Make that 71 glitches.
Seems that some of the high-school students in the program may have accidentally on purpose conveniently misplaced their tablets. Considering that there are 14,000 iPads in use, 71 lost is not the end of the world.
Still, officials are concerned and are busily tracking down the perpetrators, according to a post in the LA Times:
Los Angeles school district officials are trying to track down 71 missing iPads — including 69 from one campus — but said Thursday that new security measures are designed to frustrate future thefts.
Officials also acknowledged that student hacking of an iPad security system last week was more widespread than originally reported by the district.
The lost devices are among iPads used last year in a 13-school trial run of the Apple tablets. Since then, the L.A. Unified School District has launched a $1-billion program to equip every student in the nation’s second-largest school system with the devices.
So, let’s see. Missing tables? Not good. Hacking a security system? Not much better.
Still, as officials are in hot pursuit of the perpetrators, whoever they may be, the school district and the police on the case are keeping a stiff upper lip, defending the program:
The loss of last year’s tablets is not an omen of things to come, but rather an experience that has resulted in stronger safeguards, said Lt. Jose Santome of the school district’s Police Department.

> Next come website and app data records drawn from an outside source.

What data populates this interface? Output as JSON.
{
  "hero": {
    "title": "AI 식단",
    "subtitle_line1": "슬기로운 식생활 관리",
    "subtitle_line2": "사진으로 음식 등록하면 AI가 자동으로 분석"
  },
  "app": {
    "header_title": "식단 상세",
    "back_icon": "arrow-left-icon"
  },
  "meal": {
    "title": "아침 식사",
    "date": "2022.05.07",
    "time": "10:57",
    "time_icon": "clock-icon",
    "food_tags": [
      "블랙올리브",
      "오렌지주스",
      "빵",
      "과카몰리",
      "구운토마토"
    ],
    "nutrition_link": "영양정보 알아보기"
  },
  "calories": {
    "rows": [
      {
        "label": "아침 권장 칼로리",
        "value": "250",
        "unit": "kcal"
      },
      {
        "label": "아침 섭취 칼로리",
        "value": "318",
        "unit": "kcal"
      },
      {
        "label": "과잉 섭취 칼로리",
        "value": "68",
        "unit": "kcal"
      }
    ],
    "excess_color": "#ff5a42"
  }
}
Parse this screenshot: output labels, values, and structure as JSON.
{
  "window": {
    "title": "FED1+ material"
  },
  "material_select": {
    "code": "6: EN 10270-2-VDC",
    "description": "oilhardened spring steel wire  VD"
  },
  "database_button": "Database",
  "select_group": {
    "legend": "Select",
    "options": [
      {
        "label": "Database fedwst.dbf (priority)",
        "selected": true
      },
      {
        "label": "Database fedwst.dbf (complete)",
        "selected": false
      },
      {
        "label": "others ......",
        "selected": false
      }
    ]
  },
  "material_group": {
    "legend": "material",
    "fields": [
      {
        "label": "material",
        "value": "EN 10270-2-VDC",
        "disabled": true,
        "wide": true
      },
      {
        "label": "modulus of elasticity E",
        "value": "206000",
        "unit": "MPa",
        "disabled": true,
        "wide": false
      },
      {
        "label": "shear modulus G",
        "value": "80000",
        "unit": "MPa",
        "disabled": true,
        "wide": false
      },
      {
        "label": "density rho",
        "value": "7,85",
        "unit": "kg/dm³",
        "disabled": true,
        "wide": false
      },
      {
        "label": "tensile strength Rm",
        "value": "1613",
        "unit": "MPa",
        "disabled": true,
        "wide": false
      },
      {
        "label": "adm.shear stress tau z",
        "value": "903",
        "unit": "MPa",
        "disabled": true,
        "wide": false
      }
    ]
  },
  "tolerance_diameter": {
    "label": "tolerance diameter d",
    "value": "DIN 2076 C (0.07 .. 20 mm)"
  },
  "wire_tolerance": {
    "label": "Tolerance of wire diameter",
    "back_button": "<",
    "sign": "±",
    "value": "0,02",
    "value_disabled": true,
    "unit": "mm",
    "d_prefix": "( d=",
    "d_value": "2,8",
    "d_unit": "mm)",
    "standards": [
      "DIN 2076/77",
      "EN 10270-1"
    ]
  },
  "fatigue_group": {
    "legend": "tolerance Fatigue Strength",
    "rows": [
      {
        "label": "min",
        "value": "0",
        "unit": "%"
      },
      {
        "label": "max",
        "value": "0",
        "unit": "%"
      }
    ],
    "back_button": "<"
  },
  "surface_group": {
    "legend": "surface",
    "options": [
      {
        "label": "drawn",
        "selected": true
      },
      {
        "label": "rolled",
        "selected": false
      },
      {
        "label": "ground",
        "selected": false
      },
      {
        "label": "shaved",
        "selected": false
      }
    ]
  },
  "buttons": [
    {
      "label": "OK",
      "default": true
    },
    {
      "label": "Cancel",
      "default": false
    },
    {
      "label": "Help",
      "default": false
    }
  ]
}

“We have a very vigorous control for this rollout,” Santome said. “We know what’s going out and deployed on every campus.”